(The records):
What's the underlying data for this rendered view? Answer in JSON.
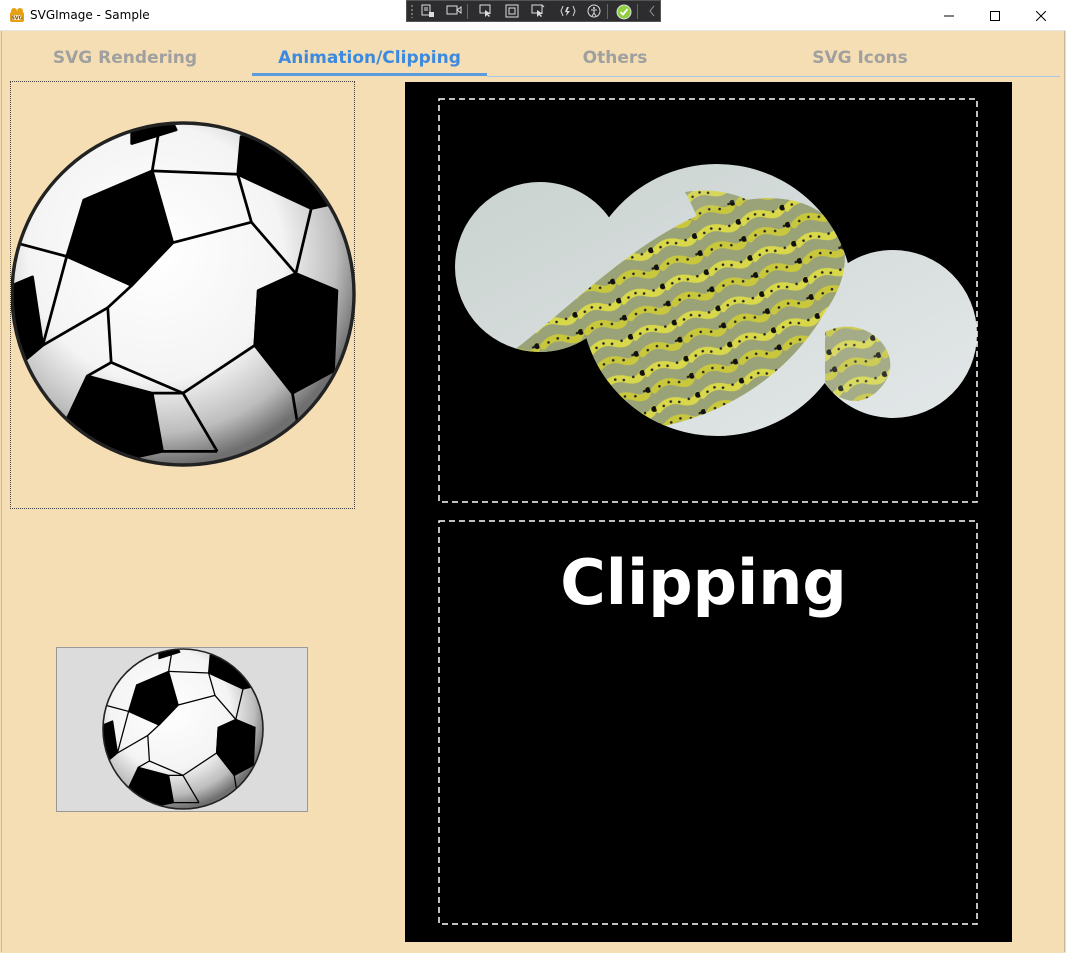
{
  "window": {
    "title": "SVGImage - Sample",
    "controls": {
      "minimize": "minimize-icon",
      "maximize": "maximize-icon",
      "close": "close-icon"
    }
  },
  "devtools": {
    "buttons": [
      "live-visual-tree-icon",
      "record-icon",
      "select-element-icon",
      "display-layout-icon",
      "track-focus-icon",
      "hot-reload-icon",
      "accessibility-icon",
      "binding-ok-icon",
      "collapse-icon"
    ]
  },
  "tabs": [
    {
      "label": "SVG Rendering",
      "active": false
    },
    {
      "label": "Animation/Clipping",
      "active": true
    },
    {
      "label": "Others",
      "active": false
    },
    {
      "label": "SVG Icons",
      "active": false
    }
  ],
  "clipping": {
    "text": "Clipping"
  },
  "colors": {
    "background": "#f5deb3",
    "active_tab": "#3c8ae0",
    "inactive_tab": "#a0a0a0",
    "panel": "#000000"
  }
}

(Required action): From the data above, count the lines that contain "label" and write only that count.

(Exercise solution): 4